It starts with the practice. What do I mean? You must be able to tell me what the lifetime value of a patient is. That is a number you should know by heart. If you get a new patient through the door, what does that mean to your bottom line? Just the value of the first visit is not enough. If your average patient comes back once or twice a year over the next 10 years, what does that value look like? Knowing this number can help you frame up what you should be looking for when it comes to new patient cost per acquisition.
Let me explain: If you know your patient lifetime value (LTV) is $5,000 then you can work from there to determine what a comfortable cost per acquisition should be. 3:1 is a good place to start with a goal of improving from there to possible 8:1 or 10:1 if you are really firing on all cylinders. So, what do I mean by that? I mean if your LTV is $5,000 then initially you should be willing to spend 1/3 of that, roughly $1,666 to get them in the door with a scheduled appointment. From there, it’s another simple step back to how many phone calls and online form fills do you need before a patient schedules their first appointment? Any marketing company worth their salt should be able to tell you how many form fills and phone calls they are driving with your current marketing spend. If they can’t, that should be a big red flag.

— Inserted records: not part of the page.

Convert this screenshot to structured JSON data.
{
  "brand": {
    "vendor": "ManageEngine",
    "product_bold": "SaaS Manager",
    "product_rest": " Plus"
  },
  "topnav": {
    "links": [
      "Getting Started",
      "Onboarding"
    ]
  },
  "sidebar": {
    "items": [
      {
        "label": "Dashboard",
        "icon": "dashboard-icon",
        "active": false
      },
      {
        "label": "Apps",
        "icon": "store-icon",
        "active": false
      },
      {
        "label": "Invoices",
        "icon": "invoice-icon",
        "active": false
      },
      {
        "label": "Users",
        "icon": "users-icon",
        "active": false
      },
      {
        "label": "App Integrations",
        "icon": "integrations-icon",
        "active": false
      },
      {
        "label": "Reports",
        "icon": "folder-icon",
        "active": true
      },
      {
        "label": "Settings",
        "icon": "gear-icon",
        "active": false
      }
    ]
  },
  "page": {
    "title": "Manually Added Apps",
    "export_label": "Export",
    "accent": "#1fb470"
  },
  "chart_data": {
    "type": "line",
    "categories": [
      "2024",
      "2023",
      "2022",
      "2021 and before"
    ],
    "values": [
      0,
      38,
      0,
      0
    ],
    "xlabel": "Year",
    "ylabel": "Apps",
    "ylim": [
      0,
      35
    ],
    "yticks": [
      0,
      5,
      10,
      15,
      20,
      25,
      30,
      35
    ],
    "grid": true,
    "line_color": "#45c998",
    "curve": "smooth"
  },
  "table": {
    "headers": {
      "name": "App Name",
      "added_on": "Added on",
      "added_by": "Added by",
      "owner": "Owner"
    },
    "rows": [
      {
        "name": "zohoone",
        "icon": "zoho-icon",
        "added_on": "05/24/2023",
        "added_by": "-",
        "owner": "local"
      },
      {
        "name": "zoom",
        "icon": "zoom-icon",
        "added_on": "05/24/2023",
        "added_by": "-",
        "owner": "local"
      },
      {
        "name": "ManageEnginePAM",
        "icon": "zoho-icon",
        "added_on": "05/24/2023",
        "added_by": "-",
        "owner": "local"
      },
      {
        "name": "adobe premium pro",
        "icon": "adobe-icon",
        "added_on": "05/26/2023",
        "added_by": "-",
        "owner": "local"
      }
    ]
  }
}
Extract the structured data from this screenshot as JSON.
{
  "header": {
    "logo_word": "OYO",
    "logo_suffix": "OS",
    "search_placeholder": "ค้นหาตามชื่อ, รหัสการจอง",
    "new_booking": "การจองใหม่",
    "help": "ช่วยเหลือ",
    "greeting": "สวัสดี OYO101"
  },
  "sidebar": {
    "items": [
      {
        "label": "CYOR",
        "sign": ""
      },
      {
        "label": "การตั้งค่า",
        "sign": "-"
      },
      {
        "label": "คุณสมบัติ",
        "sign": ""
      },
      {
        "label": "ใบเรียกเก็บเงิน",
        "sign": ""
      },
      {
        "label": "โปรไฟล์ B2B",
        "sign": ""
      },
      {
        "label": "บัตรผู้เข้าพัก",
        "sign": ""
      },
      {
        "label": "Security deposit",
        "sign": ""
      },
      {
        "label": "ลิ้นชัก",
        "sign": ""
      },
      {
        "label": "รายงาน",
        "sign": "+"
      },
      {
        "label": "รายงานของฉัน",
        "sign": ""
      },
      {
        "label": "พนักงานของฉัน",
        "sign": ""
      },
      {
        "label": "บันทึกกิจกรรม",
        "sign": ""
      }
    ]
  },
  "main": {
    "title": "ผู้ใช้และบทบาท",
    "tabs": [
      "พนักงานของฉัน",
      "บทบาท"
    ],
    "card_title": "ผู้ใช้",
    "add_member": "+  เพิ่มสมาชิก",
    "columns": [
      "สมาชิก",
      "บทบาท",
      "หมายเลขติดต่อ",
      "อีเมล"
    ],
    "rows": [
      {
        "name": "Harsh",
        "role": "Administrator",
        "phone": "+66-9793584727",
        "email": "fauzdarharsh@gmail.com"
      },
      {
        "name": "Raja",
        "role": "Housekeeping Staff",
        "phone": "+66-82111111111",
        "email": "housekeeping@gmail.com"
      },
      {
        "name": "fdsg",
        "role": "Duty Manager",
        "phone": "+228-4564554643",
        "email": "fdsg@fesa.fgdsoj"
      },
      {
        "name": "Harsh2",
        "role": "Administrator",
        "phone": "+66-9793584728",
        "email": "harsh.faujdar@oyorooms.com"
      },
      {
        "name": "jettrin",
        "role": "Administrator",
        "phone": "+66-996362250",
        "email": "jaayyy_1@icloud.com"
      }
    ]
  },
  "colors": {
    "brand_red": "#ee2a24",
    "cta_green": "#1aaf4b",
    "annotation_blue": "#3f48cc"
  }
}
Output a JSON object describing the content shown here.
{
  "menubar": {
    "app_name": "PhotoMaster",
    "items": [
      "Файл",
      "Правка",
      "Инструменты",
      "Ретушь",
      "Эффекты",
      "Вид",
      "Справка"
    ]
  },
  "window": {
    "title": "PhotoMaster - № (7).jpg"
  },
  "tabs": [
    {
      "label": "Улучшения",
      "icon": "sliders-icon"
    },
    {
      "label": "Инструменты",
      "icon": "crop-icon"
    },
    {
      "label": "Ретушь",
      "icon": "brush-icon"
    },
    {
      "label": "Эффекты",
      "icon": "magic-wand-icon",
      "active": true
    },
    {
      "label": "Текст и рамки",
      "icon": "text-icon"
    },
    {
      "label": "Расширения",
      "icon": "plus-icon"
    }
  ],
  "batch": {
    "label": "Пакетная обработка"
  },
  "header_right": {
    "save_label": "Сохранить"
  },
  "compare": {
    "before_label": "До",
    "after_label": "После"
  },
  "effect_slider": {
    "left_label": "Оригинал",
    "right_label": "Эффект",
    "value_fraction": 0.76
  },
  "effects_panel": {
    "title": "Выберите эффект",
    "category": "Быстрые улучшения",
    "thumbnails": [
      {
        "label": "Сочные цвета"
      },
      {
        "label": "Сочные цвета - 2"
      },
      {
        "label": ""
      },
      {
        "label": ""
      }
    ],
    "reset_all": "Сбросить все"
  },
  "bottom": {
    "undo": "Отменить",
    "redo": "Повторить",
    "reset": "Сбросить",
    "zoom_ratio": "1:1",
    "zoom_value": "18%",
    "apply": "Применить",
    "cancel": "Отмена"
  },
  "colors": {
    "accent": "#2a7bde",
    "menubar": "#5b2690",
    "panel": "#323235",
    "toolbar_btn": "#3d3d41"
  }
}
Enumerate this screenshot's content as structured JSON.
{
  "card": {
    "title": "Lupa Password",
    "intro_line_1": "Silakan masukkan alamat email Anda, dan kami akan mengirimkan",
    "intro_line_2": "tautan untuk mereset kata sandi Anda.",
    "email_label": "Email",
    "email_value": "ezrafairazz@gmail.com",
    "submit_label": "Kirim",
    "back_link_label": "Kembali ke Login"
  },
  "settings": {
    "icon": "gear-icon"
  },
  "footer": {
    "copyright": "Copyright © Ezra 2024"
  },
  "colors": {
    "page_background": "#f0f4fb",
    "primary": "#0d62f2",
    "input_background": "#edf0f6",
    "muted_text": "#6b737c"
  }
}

This simple formula and discussion can help you drive all your marketing decisions. Things like “should we be on TikTok?” or “YouTube seems like some place we should advertise”. It can help you address a comment I hear all the time: “we have only ever grown by word of mouth and that seems good enough”; even word of mouth has a cost (!) and can become a solid growth strategy you can lean into even more, such as through increasing the number of Google reviews you receive.